Source: HowStufWorks The fashion industry has some catching up to do when it comes to considering people with disabilities. That’s according to the results of a recent study, which surveyed 113 people with mobility impairments. The findings showed that about half of the respondents were unable to attend events like weddings, school dances and job…
“I believe that losing my hearing was one of the greatest gifts I’ve ever received,” says Elise Roy. She says: “When we design for disability first, you often stumble upon solutions that are better than those when we design for the norm.”
While working out in 2014, Mark Wood nearly smashed his knee when it was hit with a kettlebell.

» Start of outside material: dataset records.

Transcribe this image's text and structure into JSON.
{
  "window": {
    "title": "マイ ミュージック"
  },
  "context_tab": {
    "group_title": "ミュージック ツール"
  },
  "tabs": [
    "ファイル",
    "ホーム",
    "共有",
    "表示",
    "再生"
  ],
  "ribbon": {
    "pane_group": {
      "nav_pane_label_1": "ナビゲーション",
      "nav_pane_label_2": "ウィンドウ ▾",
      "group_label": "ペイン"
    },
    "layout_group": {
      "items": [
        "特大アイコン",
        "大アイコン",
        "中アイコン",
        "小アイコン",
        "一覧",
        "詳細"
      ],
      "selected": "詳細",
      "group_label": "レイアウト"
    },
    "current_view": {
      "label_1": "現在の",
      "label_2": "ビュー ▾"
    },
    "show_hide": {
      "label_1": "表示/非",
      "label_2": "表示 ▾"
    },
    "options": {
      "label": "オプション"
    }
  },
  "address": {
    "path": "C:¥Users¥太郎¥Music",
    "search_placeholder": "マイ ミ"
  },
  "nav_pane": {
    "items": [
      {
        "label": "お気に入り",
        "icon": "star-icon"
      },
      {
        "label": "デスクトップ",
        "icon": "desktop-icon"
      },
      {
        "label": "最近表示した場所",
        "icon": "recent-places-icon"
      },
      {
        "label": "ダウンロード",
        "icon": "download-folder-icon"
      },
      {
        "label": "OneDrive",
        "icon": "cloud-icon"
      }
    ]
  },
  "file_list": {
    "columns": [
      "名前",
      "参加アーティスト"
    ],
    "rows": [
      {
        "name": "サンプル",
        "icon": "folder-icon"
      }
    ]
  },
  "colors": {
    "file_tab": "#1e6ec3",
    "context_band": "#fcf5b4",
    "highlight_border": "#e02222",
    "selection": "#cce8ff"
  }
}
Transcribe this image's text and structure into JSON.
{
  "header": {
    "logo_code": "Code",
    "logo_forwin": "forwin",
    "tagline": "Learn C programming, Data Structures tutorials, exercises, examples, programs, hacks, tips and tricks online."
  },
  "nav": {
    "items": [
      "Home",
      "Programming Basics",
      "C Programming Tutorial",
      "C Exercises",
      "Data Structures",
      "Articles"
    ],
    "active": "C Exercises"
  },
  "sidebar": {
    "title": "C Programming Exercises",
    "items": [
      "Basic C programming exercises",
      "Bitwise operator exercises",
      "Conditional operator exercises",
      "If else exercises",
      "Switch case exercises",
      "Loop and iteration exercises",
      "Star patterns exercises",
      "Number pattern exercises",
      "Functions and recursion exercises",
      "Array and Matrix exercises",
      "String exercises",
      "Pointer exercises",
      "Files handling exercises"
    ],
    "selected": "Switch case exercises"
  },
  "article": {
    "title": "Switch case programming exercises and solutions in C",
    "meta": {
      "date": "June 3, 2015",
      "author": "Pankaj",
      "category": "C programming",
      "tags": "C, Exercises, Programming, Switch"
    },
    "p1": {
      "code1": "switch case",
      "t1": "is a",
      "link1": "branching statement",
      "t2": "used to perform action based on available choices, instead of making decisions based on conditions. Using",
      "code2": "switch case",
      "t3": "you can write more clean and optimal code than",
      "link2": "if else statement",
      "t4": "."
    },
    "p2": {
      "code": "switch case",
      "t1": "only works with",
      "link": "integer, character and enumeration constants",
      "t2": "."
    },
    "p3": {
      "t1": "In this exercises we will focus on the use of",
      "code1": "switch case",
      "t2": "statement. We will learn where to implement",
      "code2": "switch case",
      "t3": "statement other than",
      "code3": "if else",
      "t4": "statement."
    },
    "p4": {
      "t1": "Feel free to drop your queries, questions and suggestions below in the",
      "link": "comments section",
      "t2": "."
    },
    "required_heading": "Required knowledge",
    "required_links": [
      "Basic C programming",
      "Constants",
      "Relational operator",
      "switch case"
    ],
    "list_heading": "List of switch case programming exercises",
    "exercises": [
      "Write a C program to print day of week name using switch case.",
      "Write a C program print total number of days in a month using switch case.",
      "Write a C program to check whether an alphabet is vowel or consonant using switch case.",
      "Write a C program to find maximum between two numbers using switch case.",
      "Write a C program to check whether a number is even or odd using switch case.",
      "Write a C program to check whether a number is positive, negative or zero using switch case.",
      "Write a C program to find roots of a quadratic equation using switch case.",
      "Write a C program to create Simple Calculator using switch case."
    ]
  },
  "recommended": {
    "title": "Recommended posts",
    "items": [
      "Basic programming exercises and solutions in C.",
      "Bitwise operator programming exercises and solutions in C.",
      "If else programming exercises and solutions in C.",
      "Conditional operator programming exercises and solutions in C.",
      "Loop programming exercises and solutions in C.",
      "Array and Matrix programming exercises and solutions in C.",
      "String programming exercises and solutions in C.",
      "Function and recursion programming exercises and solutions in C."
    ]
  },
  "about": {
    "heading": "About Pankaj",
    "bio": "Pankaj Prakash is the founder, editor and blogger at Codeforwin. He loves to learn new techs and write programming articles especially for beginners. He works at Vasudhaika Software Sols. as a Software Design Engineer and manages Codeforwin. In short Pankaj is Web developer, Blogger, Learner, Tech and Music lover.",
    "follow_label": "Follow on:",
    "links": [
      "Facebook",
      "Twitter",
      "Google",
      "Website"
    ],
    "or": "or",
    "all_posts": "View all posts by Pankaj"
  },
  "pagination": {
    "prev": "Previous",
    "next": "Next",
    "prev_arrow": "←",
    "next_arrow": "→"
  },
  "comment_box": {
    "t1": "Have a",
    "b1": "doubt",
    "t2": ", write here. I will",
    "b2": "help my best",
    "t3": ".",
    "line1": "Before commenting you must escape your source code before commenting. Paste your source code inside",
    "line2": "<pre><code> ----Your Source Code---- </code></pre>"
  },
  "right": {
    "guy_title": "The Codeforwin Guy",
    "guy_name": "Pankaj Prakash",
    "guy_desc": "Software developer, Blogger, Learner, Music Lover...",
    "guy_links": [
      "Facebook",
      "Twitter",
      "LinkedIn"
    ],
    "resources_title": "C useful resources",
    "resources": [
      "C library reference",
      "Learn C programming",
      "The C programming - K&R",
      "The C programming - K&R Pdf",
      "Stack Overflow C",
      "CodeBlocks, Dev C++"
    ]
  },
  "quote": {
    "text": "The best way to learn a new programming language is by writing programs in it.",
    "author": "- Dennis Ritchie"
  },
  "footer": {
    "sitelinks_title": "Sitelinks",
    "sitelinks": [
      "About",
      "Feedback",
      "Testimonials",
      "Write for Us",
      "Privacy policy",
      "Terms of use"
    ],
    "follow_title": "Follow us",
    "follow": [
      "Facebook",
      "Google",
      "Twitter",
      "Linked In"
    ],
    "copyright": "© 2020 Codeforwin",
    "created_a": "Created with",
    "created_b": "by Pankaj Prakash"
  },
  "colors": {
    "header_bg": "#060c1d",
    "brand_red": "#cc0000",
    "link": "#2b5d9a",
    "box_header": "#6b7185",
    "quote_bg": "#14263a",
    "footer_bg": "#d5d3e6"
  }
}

It was then that the idea was conceived of a new type of weighted equipment that would change how you grip when working out, making it safe and versatile.
Simple solutions are often best, even when dealing with something as complicated as Parkinson’s. In this inspiring talk, Mileha Soneji shares accessible designs that make the everyday tasks of those living with Parkinson’s a bit easier.
Source: Wired.com Entrepreneurs love to claim they’re “reinventing the wheel.” So what do you say when you’ve actuallyreinvented the wheel? “I love spokes, I’ve just come up with something different,” explains Sam Pearce, a British designer who, if you haven’t guessed already, created a spoke-less, shock-absorbing wheel that’s being used on wheelchairs and bicycles. Loopwheels,…
Temple Grandin, diagnosed with autism as a child, talks about how her mind works — sharing her ability to “think in pictures,” which helps her solve problems that neurotypical brains might miss. She makes the case that the world needs people on the autism spectrum: visual thinkers, pattern thinkers, verbal thinkers, and all kinds of smart geeky kids.
Artist Neil Harbisson was born completely color blind, but these days a device attached to his head turns color into audible frequencies. Instead of seeing a world in grayscale, Harbisson can hear a symphony of color — and yes, even listen to faces and paintings.